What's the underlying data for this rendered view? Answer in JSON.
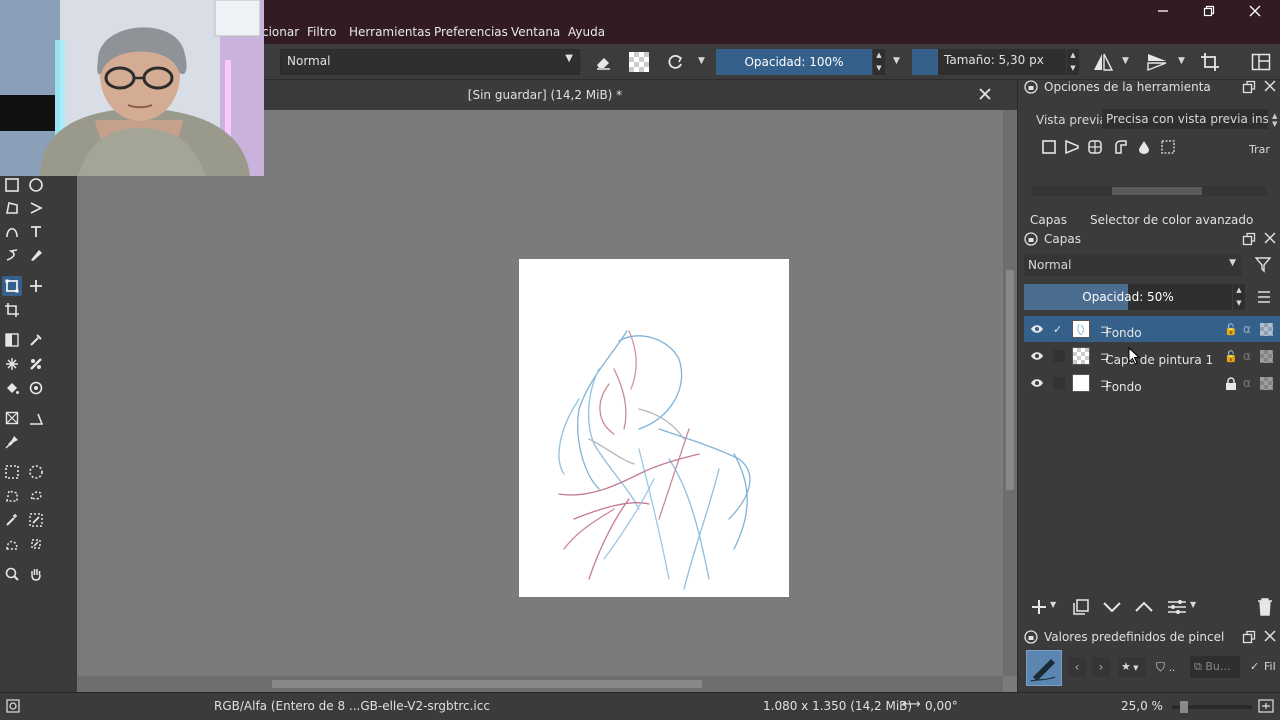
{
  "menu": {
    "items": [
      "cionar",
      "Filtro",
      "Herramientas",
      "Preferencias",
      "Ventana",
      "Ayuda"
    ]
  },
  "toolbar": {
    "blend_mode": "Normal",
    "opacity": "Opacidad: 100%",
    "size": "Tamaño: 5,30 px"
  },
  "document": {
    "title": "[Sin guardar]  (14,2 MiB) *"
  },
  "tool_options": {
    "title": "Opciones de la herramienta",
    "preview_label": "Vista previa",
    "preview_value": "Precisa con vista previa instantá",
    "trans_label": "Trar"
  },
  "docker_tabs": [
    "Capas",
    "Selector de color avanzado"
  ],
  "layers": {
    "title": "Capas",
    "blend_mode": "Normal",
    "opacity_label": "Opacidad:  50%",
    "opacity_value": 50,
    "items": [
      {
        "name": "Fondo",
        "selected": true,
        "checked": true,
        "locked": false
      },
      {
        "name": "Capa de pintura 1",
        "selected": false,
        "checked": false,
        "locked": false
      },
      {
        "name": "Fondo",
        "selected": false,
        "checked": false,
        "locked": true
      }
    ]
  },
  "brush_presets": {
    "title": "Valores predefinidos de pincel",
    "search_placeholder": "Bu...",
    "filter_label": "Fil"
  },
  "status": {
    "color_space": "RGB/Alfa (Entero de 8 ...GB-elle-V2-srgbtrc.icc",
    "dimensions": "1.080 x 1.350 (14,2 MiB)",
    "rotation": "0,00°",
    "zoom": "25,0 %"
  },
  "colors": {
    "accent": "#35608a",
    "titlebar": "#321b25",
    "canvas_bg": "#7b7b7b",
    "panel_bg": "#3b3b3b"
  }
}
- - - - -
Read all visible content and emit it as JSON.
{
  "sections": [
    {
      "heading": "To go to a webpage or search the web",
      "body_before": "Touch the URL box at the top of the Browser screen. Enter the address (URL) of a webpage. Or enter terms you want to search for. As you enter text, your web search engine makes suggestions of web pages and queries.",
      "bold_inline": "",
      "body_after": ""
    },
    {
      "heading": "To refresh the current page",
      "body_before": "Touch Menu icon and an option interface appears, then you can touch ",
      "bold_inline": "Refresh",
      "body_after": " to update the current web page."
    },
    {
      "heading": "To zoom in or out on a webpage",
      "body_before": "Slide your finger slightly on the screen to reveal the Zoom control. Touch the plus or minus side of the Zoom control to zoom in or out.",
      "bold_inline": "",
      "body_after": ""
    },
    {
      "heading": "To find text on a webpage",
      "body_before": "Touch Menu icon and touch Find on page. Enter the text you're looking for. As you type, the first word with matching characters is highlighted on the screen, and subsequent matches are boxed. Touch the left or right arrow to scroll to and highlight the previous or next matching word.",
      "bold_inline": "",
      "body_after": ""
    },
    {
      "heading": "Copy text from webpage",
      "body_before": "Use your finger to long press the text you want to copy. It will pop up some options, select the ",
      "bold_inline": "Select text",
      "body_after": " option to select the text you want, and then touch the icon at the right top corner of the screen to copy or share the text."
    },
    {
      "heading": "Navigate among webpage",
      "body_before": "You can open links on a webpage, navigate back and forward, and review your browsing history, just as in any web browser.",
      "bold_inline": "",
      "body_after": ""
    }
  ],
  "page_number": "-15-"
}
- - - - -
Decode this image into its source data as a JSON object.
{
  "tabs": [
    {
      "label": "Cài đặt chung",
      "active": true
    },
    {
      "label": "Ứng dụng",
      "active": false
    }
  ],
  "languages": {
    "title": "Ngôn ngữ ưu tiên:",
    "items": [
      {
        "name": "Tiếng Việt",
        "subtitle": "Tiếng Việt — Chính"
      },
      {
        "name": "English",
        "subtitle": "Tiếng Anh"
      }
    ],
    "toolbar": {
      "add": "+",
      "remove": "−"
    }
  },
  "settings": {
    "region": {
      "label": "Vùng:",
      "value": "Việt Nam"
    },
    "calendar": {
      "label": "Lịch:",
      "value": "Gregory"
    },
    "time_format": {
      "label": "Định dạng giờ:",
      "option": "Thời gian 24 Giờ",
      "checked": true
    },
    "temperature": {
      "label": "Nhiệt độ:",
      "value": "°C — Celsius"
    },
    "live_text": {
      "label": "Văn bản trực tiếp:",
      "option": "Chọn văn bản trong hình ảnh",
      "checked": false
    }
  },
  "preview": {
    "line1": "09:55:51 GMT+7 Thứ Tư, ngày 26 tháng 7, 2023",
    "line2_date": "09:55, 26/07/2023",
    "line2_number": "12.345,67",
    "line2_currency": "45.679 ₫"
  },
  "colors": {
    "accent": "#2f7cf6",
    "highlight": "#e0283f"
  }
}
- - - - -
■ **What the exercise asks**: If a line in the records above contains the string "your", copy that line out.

■ **Solution to the problem**:
      "body_before": "Touch the URL box at the top of the Browser screen. Enter the address (URL) of a webpage. Or enter terms you want to search for. As you enter text, your web search engine makes suggestions of web pages and queries.",
      "body_before": "Slide your finger slightly on the screen to reveal the Zoom control. Touch the plus or minus side of the Zoom control to zoom in or out.",
      "body_before": "Use your finger to long press the text you want to copy. It will pop up some options, select the ",
      "body_before": "You can open links on a webpage, navigate back and forward, and review your browsing history, just as in any web browser.",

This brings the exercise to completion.